Return to list

Ohio goldenrod, copyright 2006 Andy Fyon.

Location: Manitoulin Island
Date: August 2, 2004.

Ohio goldenrod, copyright 2006 Andy Fyon.

Ohio goldenrod plant growing in the alvar habitat.

Location: Manitoulin Island
Date: September 11, 2005.

Return to List

Uplands White Goldenrod; native perennial herb; also known as Upland White Aster, Prairie Goldenrod, Prairie flat-top-goldenrod, Sneezewort aster, Stiff aster.

Family: Aster (Compositae or Asteraceae)

Flower: White; flat-topped inforesence; individual flower heads are 1 cm across; 10 to 25 white ray flowers per head; yellow disc centres; July to September.

Leaves: Linear-lanceolate; 1 to 3-nerved; smooth edge (entire) or with a few distant teeth on the margins; sessile or very short petioled; lower and basal leaves up to 12 cm long; upper leaves smaller and those on the branches are very small.

Stems: Erect.

Height: Up to 50 cm, but appears to be smaller on shore alvars on Manitoulin Island.

Habitat: Characteristic of shore alvar, open pavement alvar and calcareous fens on Manitoulin Island; prefers full sun; also typical of dry prairies, inland sands, and sandy, gravelly, limy soil (typical of Manitoulin Island alvars).

Interest: Was historically classified as an aster (Aster ptarmicoides) or Oligoneuron album because of the white rays and showy flowers. It is now considered to be a native prairie wildflower and the name "Solidago asteroides" has been proposed. The scientific name "Solidago" comes the Latin word "solido", meaning "to make whole or heal", presumably a reference to inferred medicinal qualities of the goldenrod plants.

Other links to Upland White goldenrod:

a) Robert W. Freckmann Herbarium (University of Wisconsin)
b) Flora of North America
c) Ontario Wildflowers
d) The Asters, Goldenrods, and Fleabanes of Grey and Bruce Counties

Uplands white goldenrod, copyright 2010 Andy Fyon, ontariowildflower.com

Location: South Bay area
Date: August 4, 2010

Return to list

Uplands white goldenrod, copyright 2010 Andy Fyon, ontariowildflower.com

Uplands white goldenrod plant growing on an open shore alvar.

Location: Murphy Point, Manitoulin Island
Date: July 25, 2006

Return to list

Top of Page


For more information email: andy@ontariowildflower.com
Page last updated on: August 8, 2010
Website created by Andy Fyon
URL: http://www.ontariowildflower.com/goldenrods.htm
© 1999-2010 Andy Fyon
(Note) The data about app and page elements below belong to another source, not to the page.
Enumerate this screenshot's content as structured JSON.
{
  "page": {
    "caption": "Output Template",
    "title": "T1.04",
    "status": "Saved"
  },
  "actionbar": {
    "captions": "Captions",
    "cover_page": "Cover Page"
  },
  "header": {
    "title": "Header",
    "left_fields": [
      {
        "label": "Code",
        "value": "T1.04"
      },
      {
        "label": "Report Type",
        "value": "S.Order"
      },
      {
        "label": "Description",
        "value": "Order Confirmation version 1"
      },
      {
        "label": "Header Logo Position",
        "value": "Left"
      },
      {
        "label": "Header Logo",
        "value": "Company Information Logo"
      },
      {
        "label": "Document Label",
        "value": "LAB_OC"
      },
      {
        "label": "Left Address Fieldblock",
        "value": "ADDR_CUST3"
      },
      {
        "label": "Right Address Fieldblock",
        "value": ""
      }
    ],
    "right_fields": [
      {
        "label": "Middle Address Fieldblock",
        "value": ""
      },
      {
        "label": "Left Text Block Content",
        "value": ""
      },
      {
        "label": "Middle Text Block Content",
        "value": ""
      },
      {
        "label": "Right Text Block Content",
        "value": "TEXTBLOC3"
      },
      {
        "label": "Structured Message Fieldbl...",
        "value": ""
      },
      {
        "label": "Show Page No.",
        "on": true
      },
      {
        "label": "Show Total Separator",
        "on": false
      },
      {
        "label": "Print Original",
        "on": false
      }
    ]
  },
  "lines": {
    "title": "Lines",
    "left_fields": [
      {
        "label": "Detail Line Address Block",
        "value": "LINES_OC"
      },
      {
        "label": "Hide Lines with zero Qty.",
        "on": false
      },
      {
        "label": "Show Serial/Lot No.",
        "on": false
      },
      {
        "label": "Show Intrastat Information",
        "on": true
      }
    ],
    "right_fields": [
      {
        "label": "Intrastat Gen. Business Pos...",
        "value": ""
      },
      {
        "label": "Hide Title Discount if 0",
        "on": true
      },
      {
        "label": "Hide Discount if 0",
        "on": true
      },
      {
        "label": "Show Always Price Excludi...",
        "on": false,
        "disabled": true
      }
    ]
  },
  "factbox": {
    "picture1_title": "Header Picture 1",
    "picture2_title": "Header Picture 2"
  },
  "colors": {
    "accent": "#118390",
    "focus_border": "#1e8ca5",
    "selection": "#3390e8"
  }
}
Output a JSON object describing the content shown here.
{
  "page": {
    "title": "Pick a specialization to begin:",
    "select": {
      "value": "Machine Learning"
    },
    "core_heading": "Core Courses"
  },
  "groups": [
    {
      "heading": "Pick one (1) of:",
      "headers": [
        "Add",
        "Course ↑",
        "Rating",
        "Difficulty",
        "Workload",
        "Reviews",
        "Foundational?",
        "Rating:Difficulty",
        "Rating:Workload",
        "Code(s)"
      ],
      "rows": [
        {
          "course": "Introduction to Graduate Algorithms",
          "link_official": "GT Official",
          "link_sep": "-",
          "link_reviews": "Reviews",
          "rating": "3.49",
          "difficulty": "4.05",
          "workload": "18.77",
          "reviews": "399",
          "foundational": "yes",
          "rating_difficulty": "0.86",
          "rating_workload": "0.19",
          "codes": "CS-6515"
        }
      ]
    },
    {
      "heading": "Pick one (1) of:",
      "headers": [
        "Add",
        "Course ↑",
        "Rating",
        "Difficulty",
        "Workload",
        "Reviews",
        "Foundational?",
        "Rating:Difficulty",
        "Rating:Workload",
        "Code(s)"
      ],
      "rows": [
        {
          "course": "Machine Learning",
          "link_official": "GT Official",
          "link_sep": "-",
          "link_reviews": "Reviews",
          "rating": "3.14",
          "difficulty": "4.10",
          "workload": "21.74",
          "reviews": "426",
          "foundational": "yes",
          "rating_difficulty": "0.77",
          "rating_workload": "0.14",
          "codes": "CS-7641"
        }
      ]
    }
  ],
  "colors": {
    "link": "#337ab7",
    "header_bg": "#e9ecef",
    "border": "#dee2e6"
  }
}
Canada flag

   Search this site                 powered by FreeFind
 

Site Map    What's New    Search